"Sort of." Java 8 added unsigned integer arithmetic methods to Integer. Examples: compareUnsigned, divideUnsigned, parseUnsignedInt, remainderUnsigned, toUnsignedLong, etc. You still use long and int, and they still have the capability to store signed values. However, if you want, you only use them for unsigned values and with the Unsigned methods.

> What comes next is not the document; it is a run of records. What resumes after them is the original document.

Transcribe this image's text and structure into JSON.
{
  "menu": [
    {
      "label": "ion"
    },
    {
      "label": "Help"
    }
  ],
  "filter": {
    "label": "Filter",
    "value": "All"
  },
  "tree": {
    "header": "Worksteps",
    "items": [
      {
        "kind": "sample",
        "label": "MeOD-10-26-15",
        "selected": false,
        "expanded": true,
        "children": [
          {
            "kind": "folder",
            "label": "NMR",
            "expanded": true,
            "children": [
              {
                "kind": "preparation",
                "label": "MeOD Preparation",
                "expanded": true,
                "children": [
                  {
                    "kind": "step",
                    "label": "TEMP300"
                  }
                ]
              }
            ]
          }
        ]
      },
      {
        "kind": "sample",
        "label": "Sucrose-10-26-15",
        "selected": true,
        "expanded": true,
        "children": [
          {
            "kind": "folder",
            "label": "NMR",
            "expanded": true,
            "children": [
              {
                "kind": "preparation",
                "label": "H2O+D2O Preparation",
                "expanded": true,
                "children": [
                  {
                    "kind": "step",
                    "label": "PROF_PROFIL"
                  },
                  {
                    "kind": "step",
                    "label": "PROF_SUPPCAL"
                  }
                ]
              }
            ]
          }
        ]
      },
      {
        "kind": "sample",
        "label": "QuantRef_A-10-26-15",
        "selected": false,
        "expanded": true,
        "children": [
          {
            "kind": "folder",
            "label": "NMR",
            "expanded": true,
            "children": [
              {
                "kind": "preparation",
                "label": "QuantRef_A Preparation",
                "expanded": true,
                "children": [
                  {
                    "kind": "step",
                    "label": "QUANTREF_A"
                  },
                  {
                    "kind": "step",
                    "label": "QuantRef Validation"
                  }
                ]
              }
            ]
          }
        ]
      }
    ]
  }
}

I don't think it's a "glaring omission." Life is quite difficult without signed integers -- you've really got to have those. Signed integers (of sufficient width) can functionally do everything unsigned integers can do. (What *functionality* are you missing?) If you have both signed and unsigned integers then you've got to have facilities for typecasting, and that has proven to be at least complicated enough. I think the reason unsigned integer data types were created in other languages has much more to do with the "every bit is precious" constraints in the formative years of those languages and their ancestors. They didn't want to "spend" a precious bit on a sign for every integer, hence the unsigned integer data type. Well, the 1990s (and even 1980s) came calling, with 32-bit and 64-bit addressable memory, and we don't have to be quite so bit thrifty. Every integer can have its sign, even if we never need it.
Signed strings and characters in Java were probably a mistake, though.